  • It clarifies that the state commissioner can deny, suspend, or revoke a franchise registration for any of the previous violations, and adds if the franchise includes illegal activities where performed or the franchise agreement has a provision that is contrary to law. This gives the state commissioner’s office more authority to take action against franchisors that violate the law.
  • Makes certain requirements on a franchisor when a prospective franchisee is purchasing an existing franchise. The franchisor will be required to provide the prospective buyer with the existing standards for approval, shall notify the buyer of approval or disapproval within 60 days of receipt of the application, and if disapproved, must provide the reasons in writing.  
  • Provides protections against discrimination when granting a franchise or providing financial assistance. 
  • Removes the limitation that no civil liability in favor of a private party arises from a violation of the CFIL. This should expand the civil liability against franchisors for violations of the CFIL.
  • Makes any provision of a franchise agreement, disclosure document, acknowledgement, questionnaire, or other writings that disclaim or deny representations or reliance on information they have received contrary to public policy and shall be void and unenforceable. This includes representations made to a perspective franchisee or reliance by a franchisee on representations made by the franchisor or its personnel or agents. This is huge! If you relied on information that was told to you, not in the FDD or Franchise Agreement, the franchisors can not make you sign a document saying you did not get that information or you did not rely on it. If you’ve signed a franchise agreement, you have likely initialed and signed a long questionnaire with these disclaimers.

And here are the updates to the CFRA. 

  • States that any provision of a franchise agreement requiring the franchisee to waive the provisions of the CFRA will be deemed contrary to public policy and shall be void and unenforceable. If it is the franchise law in California, California franchisees cannot be forced to waive the law. 
  • On a termination or non-renewal, existing law requires the franchisor purchase your equipment, fixtures, and inventory at book value. It also allows them to offset any payment by the amount a franchisee owes the franchisor. AB-676 clarifies that this offset cannot be determined unilaterally by the franchisor but must be agreed to by the franchisee or decided by a court. 
  • Prohibits a franchisor from modifying a franchise agreement, or requiring a general release, in exchange for any assistance related to a declared state or federal emergency. This is in response to many franchisors requiring changes to the franchise agreement and/or signing a general release during the pandemic, often for very little assistance, such as only deferring minimum royalties when the business was shut down. 
  • The new provisions go into effect on January 1, 2023 for any franchise agreement that has been signed, renewed, or amended after that date. “Amended” is a new addition to the laws going into effect and is meant to provide the new protections when franchisors amend an existing agreement, such as when you sign an additional agreement and it amends your previous agreements. The amended clause will not impact an initial agreement if the amendment was initiated by the franchisee to negotiate better terms.

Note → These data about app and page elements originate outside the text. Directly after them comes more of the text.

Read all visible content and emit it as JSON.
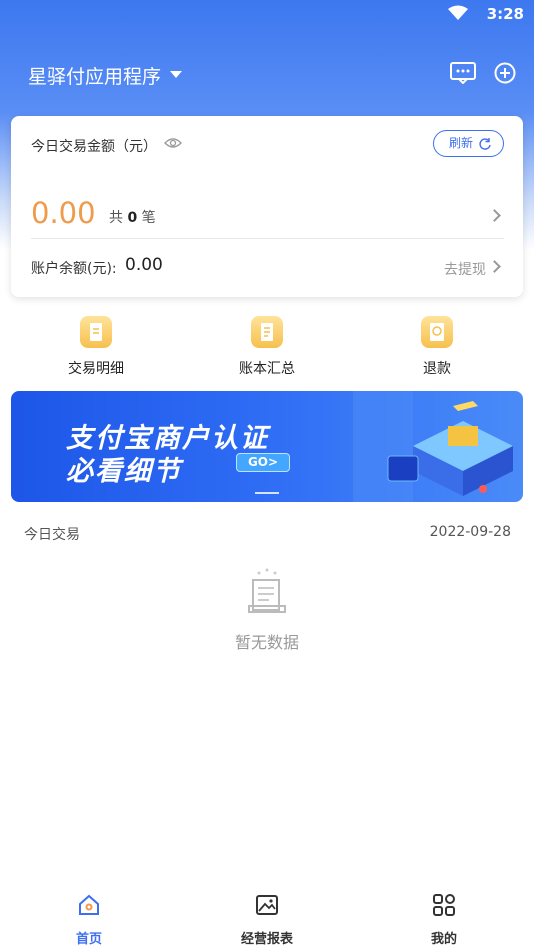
{
  "status_bar": {
    "time": "3:28"
  },
  "header": {
    "title": "星驿付应用程序"
  },
  "card": {
    "label": "今日交易金额（元）",
    "refresh": "刷新",
    "amount": "0.00",
    "count_prefix": "共",
    "count": "0",
    "count_suffix": "笔",
    "balance_label": "账户余额(元):",
    "balance_value": "0.00",
    "withdraw": "去提现"
  },
  "shortcuts": [
    {
      "label": "交易明细",
      "icon": "transaction-detail-icon"
    },
    {
      "label": "账本汇总",
      "icon": "ledger-summary-icon"
    },
    {
      "label": "退款",
      "icon": "refund-icon"
    }
  ],
  "banner": {
    "line1": "支付宝商户认证",
    "line2": "必看细节",
    "button": "GO>"
  },
  "today": {
    "label": "今日交易",
    "date": "2022-09-28"
  },
  "empty": {
    "text": "暂无数据"
  },
  "tabs": [
    {
      "label": "首页",
      "icon": "home-icon",
      "active": true
    },
    {
      "label": "经营报表",
      "icon": "image-report-icon",
      "active": false
    },
    {
      "label": "我的",
      "icon": "grid-profile-icon",
      "active": false
    }
  ],
  "colors": {
    "accent": "#3d6ff0",
    "amount": "#f09a4c",
    "header": "#3d78f0"
  }
}
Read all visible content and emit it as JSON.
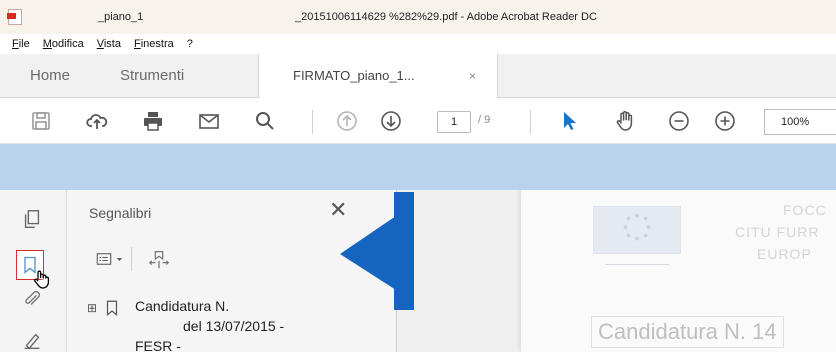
{
  "window": {
    "title_part1": "_piano_1",
    "title_part2": "_20151006114629 %282%29.pdf - Adobe Acrobat Reader DC"
  },
  "menu": {
    "items": [
      "File",
      "Modifica",
      "Vista",
      "Finestra",
      "?"
    ]
  },
  "tabs": {
    "home": "Home",
    "tools": "Strumenti",
    "document": "FIRMATO_piano_1...",
    "close_glyph": "×"
  },
  "toolbar": {
    "page_current": "1",
    "page_total": "/ 9",
    "zoom": "100%"
  },
  "bookmarks_panel": {
    "title": "Segnalibri",
    "close_glyph": "✕",
    "items": [
      {
        "expand_glyph": "⊞",
        "line1": "Candidatura N.",
        "line2": "del 13/07/2015 -",
        "line3": "FESR -"
      }
    ]
  },
  "document": {
    "header_lines": [
      "FOCC",
      "CITU FURR",
      "EUROP"
    ],
    "candidatura": "Candidatura N. 14"
  },
  "colors": {
    "blue_band": "#b9d3ec",
    "arrow": "#1565c0",
    "active_outline": "#d32f2f",
    "cursor_blue": "#1a73c9"
  },
  "icons": {
    "toolbar": [
      "save-icon",
      "cloud-upload-icon",
      "print-icon",
      "email-icon",
      "search-icon",
      "page-up-icon",
      "page-down-icon",
      "select-arrow-icon",
      "hand-tool-icon",
      "zoom-out-icon",
      "zoom-in-icon"
    ],
    "rail": [
      "pages-icon",
      "bookmark-icon",
      "attachment-icon",
      "signature-icon"
    ]
  }
}
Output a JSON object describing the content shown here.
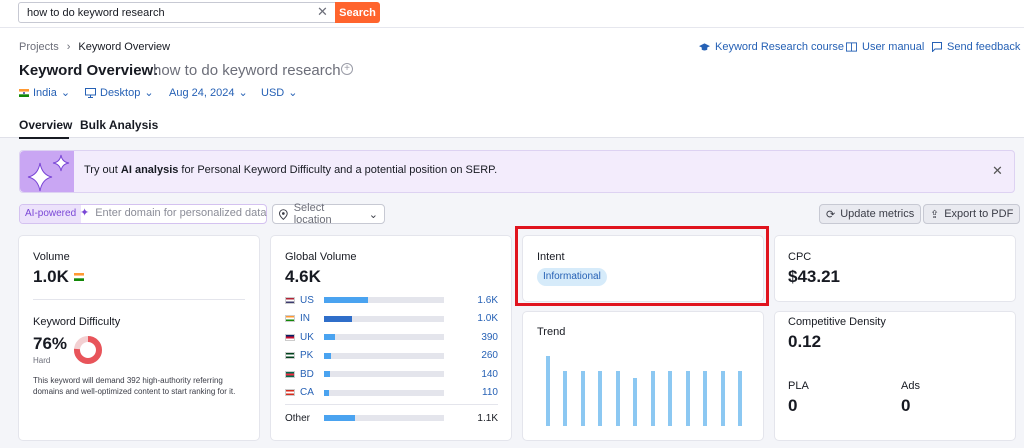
{
  "search": {
    "query": "how to do keyword research",
    "button": "Search",
    "clear_icon": "close-icon"
  },
  "breadcrumb": {
    "root": "Projects",
    "current": "Keyword Overview"
  },
  "header_links": [
    "Keyword Research course",
    "User manual",
    "Send feedback"
  ],
  "page": {
    "title": "Keyword Overview:",
    "keyword": "how to do keyword research"
  },
  "filters": {
    "country": "India",
    "device": "Desktop",
    "date": "Aug 24, 2024",
    "currency": "USD"
  },
  "tabs": [
    "Overview",
    "Bulk Analysis"
  ],
  "banner": {
    "text_pre": "Try out ",
    "text_bold": "AI analysis",
    "text_post": " for Personal Keyword Difficulty and a potential position on SERP."
  },
  "ai": {
    "tag": "AI-powered",
    "placeholder": "Enter domain for personalized data",
    "location": "Select location"
  },
  "actions": {
    "update": "Update metrics",
    "export": "Export to PDF"
  },
  "volume": {
    "label": "Volume",
    "value": "1.0K"
  },
  "difficulty": {
    "label": "Keyword Difficulty",
    "value": "76%",
    "level": "Hard",
    "percent": 76,
    "description": "This keyword will demand 392 high-authority referring domains and well-optimized content to start ranking for it."
  },
  "global_volume": {
    "label": "Global Volume",
    "value": "4.6K",
    "countries": [
      {
        "code": "US",
        "value": "1.6K",
        "share": 0.37
      },
      {
        "code": "IN",
        "value": "1.0K",
        "share": 0.23
      },
      {
        "code": "UK",
        "value": "390",
        "share": 0.09
      },
      {
        "code": "PK",
        "value": "260",
        "share": 0.06
      },
      {
        "code": "BD",
        "value": "140",
        "share": 0.05
      },
      {
        "code": "CA",
        "value": "110",
        "share": 0.04
      }
    ],
    "other": {
      "label": "Other",
      "value": "1.1K",
      "share": 0.26
    }
  },
  "intent": {
    "label": "Intent",
    "value": "Informational"
  },
  "trend": {
    "label": "Trend",
    "values": [
      0.85,
      0.67,
      0.67,
      0.67,
      0.67,
      0.59,
      0.67,
      0.67,
      0.67,
      0.67,
      0.67,
      0.67
    ]
  },
  "cpc": {
    "label": "CPC",
    "value": "$43.21"
  },
  "density": {
    "label": "Competitive Density",
    "value": "0.12"
  },
  "pla": {
    "label": "PLA",
    "value": "0"
  },
  "ads": {
    "label": "Ads",
    "value": "0"
  },
  "colors": {
    "accent": "#ff642d",
    "link": "#2661b5",
    "bar_main": "#4aa3f0",
    "bar_dark": "#2f6ec9",
    "highlight": "#e0141e",
    "difficulty": "#e8545a"
  }
}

Many organizations participated in promoting, supporting, and advocating for this legislation. The bill sponsors were the American Association of Franchisees and Dealers (AAFD) and Franchisee Advocacy Consulting. Registered supporters were the Asian American Hotel Owners Association (AAHOA) and Equity for All. All of the franchisee organizations attended hearings and testified in support of the bill, in addition to contacting representatives to educate and support. While this was a victory, franchisee advocates must continue to push for additional changes, not only California, but in each state and federally, to protect the franchise model, so it is sustainable to all stakeholders, especially the true local investors, the franchisees.